Five Pro Bono Projects You Can Do Without Leaving Your House
Sarah Mills | October 23, 2019
Editor's note, April 10, 2020: We're glad you found this post! While all the projects listed here are still functioning, if you are looking for Covid-19 related projects to work on, please be sure to check out our more recent post Five Great Ways to Do Pro Bono Online (Coronavirus Edition). Thanks for making a difference in your community!
Did you know that October 20 - 26 is National Pro Bono Week? Pro bono work is good for your community and your career, but it can be hard to find time to make a meaningful commitment, especially when you work long hours or have kids at home. Luckily, as improved online access has expanded work from home opportunities, it has become possible to volunteer remotely as well. If one of of your resolutions this year was to give back and get involved, check out these five great remote volunteer opportunities.
Represent detained migrants at bond hearings. The Immigration Justice Campaign is partnering with attorneys all over the country to represent detained immigrants at bond hearings so that they can return to their families while they prepare their legal case, and you can do it all from your computer. For more information, email Crystal Massey or sign up here.
Answer legal questions online. The American Bar Association runs Free Legal Answers, a virtual advice clinic where people can ask legal questions through participating state websites. Volunteer attorneys then pick questions to answer, which usually take about an hour each. Sign up here by selecting the state where you are admitted, or contact the site administrator with any questions.
Perform legal research and writing to promote justice for juvenile offenders.
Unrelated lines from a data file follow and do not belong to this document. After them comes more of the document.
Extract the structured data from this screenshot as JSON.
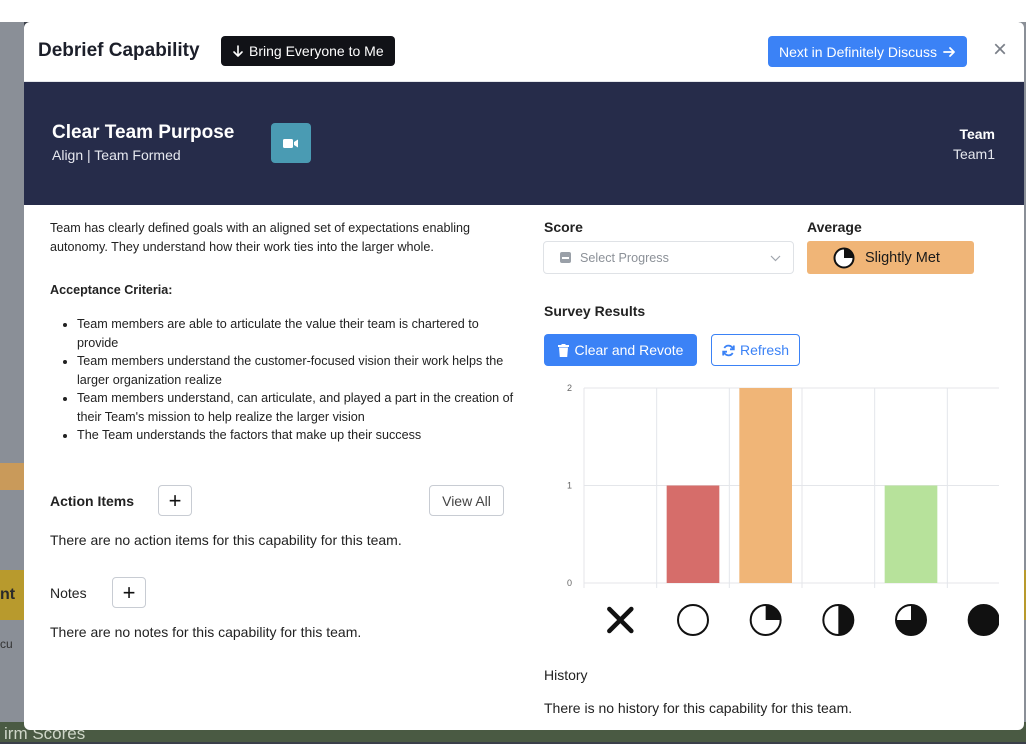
{
  "background": {
    "bottom_text": "irm Scores",
    "left_text": "nt",
    "left_text2": "cu"
  },
  "modal": {
    "title": "Debrief Capability",
    "bring_button": "Bring Everyone to Me",
    "next_button": "Next in Definitely Discuss",
    "close_glyph": "×"
  },
  "capability": {
    "name": "Clear Team Purpose",
    "subtitle": "Align | Team Formed",
    "team_label": "Team",
    "team_value": "Team1",
    "description": "Team has clearly defined goals with an aligned set of expectations enabling autonomy. They understand how their work ties into the larger whole.",
    "acceptance_title": "Acceptance Criteria:",
    "criteria": [
      "Team members are able to articulate the value their team is chartered to provide",
      "Team members understand the customer-focused vision their work helps the larger organization realize",
      "Team members understand, can articulate, and played a part in the creation of their Team's mission to help realize the larger vision",
      "The Team understands the factors that make up their success"
    ]
  },
  "action_items": {
    "title": "Action Items",
    "add_glyph": "+",
    "view_all": "View All",
    "empty": "There are no action items for this capability for this team."
  },
  "notes": {
    "title": "Notes",
    "add_glyph": "+",
    "empty": "There are no notes for this capability for this team."
  },
  "score": {
    "label": "Score",
    "placeholder": "Select Progress",
    "average_label": "Average",
    "average_value": "Slightly Met",
    "average_icon": "quarter-pie-icon",
    "average_color": "#f0b577"
  },
  "survey": {
    "title": "Survey Results",
    "clear_button": "Clear and Revote",
    "refresh_button": "Refresh"
  },
  "chart_data": {
    "type": "bar",
    "categories": [
      "Not applicable",
      "Not Met",
      "Slightly Met",
      "Half Met",
      "Mostly Met",
      "Fully Met"
    ],
    "category_icons": [
      "x-icon",
      "empty-circle-icon",
      "quarter-pie-icon",
      "half-circle-icon",
      "three-quarter-pie-icon",
      "full-circle-icon"
    ],
    "values": [
      0,
      1,
      2,
      0,
      1,
      0
    ],
    "colors": [
      "#d9d9d9",
      "#d66d6a",
      "#f0b577",
      "#999999",
      "#b7e29b",
      "#999999"
    ],
    "yticks": [
      "0",
      "1",
      "2"
    ],
    "ylim": [
      0,
      2
    ],
    "grid": true
  },
  "history": {
    "title": "History",
    "empty": "There is no history for this capability for this team."
  }
}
The National Juvenile Defender Center works tirelessly to ensure that youth in court across the country receive lawyers that are well-trained, skilled, and fully understand the unique aspects of representing children. To volunteer, contact pro-bono coordinator Serena Holte.
Monitor proposed regulatory changes. Right now, there is no single repository of proposed regulatory changes across all fifty states. The Notice and Comment project, part of the American Constitution Society, is recruiting volunteer attorneys to monitor state notices of proposed rulemaking, research comments, and provide expert talking points to guide comment writing.
Sarah graduated from Simon's Rock College in 2005 with a BA in Linguistics, then worked in events production for several years before she graduated from New York Law School in 2012. Before joining Lawline, she worked in litigation management as a legal auditor. She loves working as a program attorney as it combines her legal knowledge and production background. She has two kids, two cats, and loves public transit and rainy days.